Report every line below that carries the word "subtitle".

[Material for this task]

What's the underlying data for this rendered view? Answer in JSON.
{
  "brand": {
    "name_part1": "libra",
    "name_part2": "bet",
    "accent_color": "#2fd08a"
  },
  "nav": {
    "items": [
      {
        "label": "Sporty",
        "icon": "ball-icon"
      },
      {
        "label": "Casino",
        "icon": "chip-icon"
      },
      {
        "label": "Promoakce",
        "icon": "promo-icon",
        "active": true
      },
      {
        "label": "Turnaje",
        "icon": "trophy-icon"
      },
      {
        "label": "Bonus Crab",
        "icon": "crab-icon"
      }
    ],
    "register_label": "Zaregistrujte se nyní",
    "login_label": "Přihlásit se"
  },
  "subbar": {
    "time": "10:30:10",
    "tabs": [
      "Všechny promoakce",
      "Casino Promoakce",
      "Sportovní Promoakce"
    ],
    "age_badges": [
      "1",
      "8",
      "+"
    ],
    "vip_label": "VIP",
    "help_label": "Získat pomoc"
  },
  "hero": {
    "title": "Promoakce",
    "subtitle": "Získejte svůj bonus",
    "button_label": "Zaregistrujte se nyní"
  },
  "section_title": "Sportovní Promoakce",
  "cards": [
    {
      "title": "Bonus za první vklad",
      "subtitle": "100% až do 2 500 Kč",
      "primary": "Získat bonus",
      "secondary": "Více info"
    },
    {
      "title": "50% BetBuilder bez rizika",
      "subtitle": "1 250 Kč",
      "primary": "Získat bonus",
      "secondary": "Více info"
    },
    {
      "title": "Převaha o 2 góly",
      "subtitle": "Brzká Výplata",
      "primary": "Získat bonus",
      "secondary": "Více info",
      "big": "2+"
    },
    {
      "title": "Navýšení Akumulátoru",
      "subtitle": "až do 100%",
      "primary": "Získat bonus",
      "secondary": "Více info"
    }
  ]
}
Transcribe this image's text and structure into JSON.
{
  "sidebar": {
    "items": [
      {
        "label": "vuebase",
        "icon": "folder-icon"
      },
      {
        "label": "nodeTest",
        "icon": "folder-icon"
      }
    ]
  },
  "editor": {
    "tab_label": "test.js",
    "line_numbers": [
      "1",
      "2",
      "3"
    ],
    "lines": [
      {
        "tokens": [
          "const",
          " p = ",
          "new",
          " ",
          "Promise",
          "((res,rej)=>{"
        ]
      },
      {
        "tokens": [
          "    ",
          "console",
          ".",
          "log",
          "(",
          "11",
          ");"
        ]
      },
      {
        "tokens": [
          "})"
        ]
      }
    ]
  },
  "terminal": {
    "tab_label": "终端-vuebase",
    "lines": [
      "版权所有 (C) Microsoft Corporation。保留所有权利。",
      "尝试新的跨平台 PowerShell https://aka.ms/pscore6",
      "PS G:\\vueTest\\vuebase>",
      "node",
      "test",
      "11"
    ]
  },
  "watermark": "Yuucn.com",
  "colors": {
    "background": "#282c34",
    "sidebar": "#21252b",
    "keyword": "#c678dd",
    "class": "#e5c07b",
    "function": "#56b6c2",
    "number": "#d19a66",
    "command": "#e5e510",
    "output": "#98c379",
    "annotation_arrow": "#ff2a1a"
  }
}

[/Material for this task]

Response:
    "subtitle": "Získejte svůj bonus",
      "subtitle": "100% až do 2 500 Kč",
      "subtitle": "1 250 Kč",
      "subtitle": "Brzká Výplata",
      "subtitle": "až do 100%",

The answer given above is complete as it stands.